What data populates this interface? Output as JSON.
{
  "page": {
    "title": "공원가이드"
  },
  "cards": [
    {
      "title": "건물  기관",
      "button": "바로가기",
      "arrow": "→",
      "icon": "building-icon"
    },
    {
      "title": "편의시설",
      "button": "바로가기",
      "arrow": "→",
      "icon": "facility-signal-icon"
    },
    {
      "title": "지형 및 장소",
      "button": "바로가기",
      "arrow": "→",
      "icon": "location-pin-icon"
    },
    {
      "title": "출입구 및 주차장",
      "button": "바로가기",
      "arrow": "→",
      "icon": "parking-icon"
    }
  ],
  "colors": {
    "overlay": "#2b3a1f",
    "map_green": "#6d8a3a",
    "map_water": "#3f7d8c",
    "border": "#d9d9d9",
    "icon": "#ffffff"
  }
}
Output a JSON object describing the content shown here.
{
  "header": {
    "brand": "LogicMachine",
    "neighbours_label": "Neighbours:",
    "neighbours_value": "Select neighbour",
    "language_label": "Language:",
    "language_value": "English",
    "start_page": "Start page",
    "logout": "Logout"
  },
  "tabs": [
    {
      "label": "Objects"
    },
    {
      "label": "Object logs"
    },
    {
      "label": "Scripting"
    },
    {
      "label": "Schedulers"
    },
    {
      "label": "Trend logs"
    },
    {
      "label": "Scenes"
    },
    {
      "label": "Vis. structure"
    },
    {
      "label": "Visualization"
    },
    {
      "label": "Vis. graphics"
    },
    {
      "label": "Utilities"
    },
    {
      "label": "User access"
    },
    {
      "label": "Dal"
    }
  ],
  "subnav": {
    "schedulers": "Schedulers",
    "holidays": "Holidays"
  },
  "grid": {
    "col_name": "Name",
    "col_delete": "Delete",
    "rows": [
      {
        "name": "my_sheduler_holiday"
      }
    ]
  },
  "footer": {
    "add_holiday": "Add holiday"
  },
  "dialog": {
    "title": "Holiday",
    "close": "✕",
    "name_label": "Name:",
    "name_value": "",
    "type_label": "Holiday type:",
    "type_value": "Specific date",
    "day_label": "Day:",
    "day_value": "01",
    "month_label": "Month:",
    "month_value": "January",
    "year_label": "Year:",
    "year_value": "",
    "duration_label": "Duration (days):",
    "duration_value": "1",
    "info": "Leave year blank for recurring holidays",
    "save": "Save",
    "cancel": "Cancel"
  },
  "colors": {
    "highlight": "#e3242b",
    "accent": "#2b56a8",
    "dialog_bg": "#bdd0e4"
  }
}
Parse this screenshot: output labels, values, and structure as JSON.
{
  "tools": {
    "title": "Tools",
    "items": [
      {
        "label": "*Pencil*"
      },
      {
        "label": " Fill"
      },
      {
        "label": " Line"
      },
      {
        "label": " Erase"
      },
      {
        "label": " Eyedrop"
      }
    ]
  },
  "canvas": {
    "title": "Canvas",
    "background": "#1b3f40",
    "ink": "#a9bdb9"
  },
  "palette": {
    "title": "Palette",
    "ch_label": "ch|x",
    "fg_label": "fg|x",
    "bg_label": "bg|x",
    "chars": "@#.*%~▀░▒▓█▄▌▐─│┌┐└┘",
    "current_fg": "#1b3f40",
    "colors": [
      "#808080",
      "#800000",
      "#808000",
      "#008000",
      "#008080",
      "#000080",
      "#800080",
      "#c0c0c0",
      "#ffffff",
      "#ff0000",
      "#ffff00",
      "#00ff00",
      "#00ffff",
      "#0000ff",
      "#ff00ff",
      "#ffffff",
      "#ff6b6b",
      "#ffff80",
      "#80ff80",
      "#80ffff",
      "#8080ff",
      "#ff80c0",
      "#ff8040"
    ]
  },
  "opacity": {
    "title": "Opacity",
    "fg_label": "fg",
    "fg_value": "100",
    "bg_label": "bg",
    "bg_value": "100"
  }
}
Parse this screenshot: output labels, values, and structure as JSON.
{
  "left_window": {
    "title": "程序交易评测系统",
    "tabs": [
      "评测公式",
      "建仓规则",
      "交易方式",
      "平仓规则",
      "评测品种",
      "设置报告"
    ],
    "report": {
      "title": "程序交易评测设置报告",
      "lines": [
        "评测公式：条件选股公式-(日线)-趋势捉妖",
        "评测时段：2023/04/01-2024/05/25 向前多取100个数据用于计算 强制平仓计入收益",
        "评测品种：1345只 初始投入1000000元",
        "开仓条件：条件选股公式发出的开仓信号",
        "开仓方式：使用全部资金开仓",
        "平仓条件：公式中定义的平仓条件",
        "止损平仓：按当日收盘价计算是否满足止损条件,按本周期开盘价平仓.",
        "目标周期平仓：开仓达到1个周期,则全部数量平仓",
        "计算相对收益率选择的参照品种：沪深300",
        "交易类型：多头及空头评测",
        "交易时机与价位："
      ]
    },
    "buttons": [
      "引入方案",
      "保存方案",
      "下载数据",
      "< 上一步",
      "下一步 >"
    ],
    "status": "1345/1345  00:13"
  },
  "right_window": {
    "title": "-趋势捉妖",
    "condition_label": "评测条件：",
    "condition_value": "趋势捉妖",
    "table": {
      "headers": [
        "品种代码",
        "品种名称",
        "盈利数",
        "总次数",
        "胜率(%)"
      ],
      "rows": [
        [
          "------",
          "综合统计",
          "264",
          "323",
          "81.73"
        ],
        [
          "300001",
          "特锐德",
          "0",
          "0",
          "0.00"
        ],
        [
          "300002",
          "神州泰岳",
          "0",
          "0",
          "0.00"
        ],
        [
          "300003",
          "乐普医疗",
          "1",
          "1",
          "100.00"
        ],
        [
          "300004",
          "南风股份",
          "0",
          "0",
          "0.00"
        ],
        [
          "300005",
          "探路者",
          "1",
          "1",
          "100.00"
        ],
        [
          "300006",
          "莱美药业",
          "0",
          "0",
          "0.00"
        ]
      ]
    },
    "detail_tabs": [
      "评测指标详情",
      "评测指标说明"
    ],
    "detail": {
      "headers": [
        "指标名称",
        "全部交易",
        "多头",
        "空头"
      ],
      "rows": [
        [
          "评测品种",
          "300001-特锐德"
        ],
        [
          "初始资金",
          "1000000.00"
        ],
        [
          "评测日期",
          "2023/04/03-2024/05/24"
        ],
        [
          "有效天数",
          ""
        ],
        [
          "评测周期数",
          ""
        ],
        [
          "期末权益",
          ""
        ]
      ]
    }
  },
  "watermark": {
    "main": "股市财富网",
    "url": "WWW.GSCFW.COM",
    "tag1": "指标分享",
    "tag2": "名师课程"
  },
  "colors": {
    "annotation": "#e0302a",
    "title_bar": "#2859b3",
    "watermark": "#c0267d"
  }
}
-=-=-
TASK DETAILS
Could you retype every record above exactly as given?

OUTPUT OF THE EXERCISE
What data populates this interface? Output as JSON.
{
  "page": {
    "title": "공원가이드"
  },
  "cards": [
    {
      "title": "건물  기관",
      "button": "바로가기",
      "arrow": "→",
      "icon": "building-icon"
    },
    {
      "title": "편의시설",
      "button": "바로가기",
      "arrow": "→",
      "icon": "facility-signal-icon"
    },
    {
      "title": "지형 및 장소",
      "button": "바로가기",
      "arrow": "→",
      "icon": "location-pin-icon"
    },
    {
      "title": "출입구 및 주차장",
      "button": "바로가기",
      "arrow": "→",
      "icon": "parking-icon"
    }
  ],
  "colors": {
    "overlay": "#2b3a1f",
    "map_green": "#6d8a3a",
    "map_water": "#3f7d8c",
    "border": "#d9d9d9",
    "icon": "#ffffff"
  }
}
Output a JSON object describing the content shown here.
{
  "header": {
    "brand": "LogicMachine",
    "neighbours_label": "Neighbours:",
    "neighbours_value": "Select neighbour",
    "language_label": "Language:",
    "language_value": "English",
    "start_page": "Start page",
    "logout": "Logout"
  },
  "tabs": [
    {
      "label": "Objects"
    },
    {
      "label": "Object logs"
    },
    {
      "label": "Scripting"
    },
    {
      "label": "Schedulers"
    },
    {
      "label": "Trend logs"
    },
    {
      "label": "Scenes"
    },
    {
      "label": "Vis. structure"
    },
    {
      "label": "Visualization"
    },
    {
      "label": "Vis. graphics"
    },
    {
      "label": "Utilities"
    },
    {
      "label": "User access"
    },
    {
      "label": "Dal"
    }
  ],
  "subnav": {
    "schedulers": "Schedulers",
    "holidays": "Holidays"
  },
  "grid": {
    "col_name": "Name",
    "col_delete": "Delete",
    "rows": [
      {
        "name": "my_sheduler_holiday"
      }
    ]
  },
  "footer": {
    "add_holiday": "Add holiday"
  },
  "dialog": {
    "title": "Holiday",
    "close": "✕",
    "name_label": "Name:",
    "name_value": "",
    "type_label": "Holiday type:",
    "type_value": "Specific date",
    "day_label": "Day:",
    "day_value": "01",
    "month_label": "Month:",
    "month_value": "January",
    "year_label": "Year:",
    "year_value": "",
    "duration_label": "Duration (days):",
    "duration_value": "1",
    "info": "Leave year blank for recurring holidays",
    "save": "Save",
    "cancel": "Cancel"
  },
  "colors": {
    "highlight": "#e3242b",
    "accent": "#2b56a8",
    "dialog_bg": "#bdd0e4"
  }
}
Parse this screenshot: output labels, values, and structure as JSON.
{
  "tools": {
    "title": "Tools",
    "items": [
      {
        "label": "*Pencil*"
      },
      {
        "label": " Fill"
      },
      {
        "label": " Line"
      },
      {
        "label": " Erase"
      },
      {
        "label": " Eyedrop"
      }
    ]
  },
  "canvas": {
    "title": "Canvas",
    "background": "#1b3f40",
    "ink": "#a9bdb9"
  },
  "palette": {
    "title": "Palette",
    "ch_label": "ch|x",
    "fg_label": "fg|x",
    "bg_label": "bg|x",
    "chars": "@#.*%~▀░▒▓█▄▌▐─│┌┐└┘",
    "current_fg": "#1b3f40",
    "colors": [
      "#808080",
      "#800000",
      "#808000",
      "#008000",
      "#008080",
      "#000080",
      "#800080",
      "#c0c0c0",
      "#ffffff",
      "#ff0000",
      "#ffff00",
      "#00ff00",
      "#00ffff",
      "#0000ff",
      "#ff00ff",
      "#ffffff",
      "#ff6b6b",
      "#ffff80",
      "#80ff80",
      "#80ffff",
      "#8080ff",
      "#ff80c0",
      "#ff8040"
    ]
  },
  "opacity": {
    "title": "Opacity",
    "fg_label": "fg",
    "fg_value": "100",
    "bg_label": "bg",
    "bg_value": "100"
  }
}
Parse this screenshot: output labels, values, and structure as JSON.
{
  "left_window": {
    "title": "程序交易评测系统",
    "tabs": [
      "评测公式",
      "建仓规则",
      "交易方式",
      "平仓规则",
      "评测品种",
      "设置报告"
    ],
    "report": {
      "title": "程序交易评测设置报告",
      "lines": [
        "评测公式：条件选股公式-(日线)-趋势捉妖",
        "评测时段：2023/04/01-2024/05/25 向前多取100个数据用于计算 强制平仓计入收益",
        "评测品种：1345只 初始投入1000000元",
        "开仓条件：条件选股公式发出的开仓信号",
        "开仓方式：使用全部资金开仓",
        "平仓条件：公式中定义的平仓条件",
        "止损平仓：按当日收盘价计算是否满足止损条件,按本周期开盘价平仓.",
        "目标周期平仓：开仓达到1个周期,则全部数量平仓",
        "计算相对收益率选择的参照品种：沪深300",
        "交易类型：多头及空头评测",
        "交易时机与价位："
      ]
    },
    "buttons": [
      "引入方案",
      "保存方案",
      "下载数据",
      "< 上一步",
      "下一步 >"
    ],
    "status": "1345/1345  00:13"
  },
  "right_window": {
    "title": "-趋势捉妖",
    "condition_label": "评测条件：",
    "condition_value": "趋势捉妖",
    "table": {
      "headers": [
        "品种代码",
        "品种名称",
        "盈利数",
        "总次数",
        "胜率(%)"
      ],
      "rows": [
        [
          "------",
          "综合统计",
          "264",
          "323",
          "81.73"
        ],
        [
          "300001",
          "特锐德",
          "0",
          "0",
          "0.00"
        ],
        [
          "300002",
          "神州泰岳",
          "0",
          "0",
          "0.00"
        ],
        [
          "300003",
          "乐普医疗",
          "1",
          "1",
          "100.00"
        ],
        [
          "300004",
          "南风股份",
          "0",
          "0",
          "0.00"
        ],
        [
          "300005",
          "探路者",
          "1",
          "1",
          "100.00"
        ],
        [
          "300006",
          "莱美药业",
          "0",
          "0",
          "0.00"
        ]
      ]
    },
    "detail_tabs": [
      "评测指标详情",
      "评测指标说明"
    ],
    "detail": {
      "headers": [
        "指标名称",
        "全部交易",
        "多头",
        "空头"
      ],
      "rows": [
        [
          "评测品种",
          "300001-特锐德"
        ],
        [
          "初始资金",
          "1000000.00"
        ],
        [
          "评测日期",
          "2023/04/03-2024/05/24"
        ],
        [
          "有效天数",
          ""
        ],
        [
          "评测周期数",
          ""
        ],
        [
          "期末权益",
          ""
        ]
      ]
    }
  },
  "watermark": {
    "main": "股市财富网",
    "url": "WWW.GSCFW.COM",
    "tag1": "指标分享",
    "tag2": "名师课程"
  },
  "colors": {
    "annotation": "#e0302a",
    "title_bar": "#2859b3",
    "watermark": "#c0267d"
  }
}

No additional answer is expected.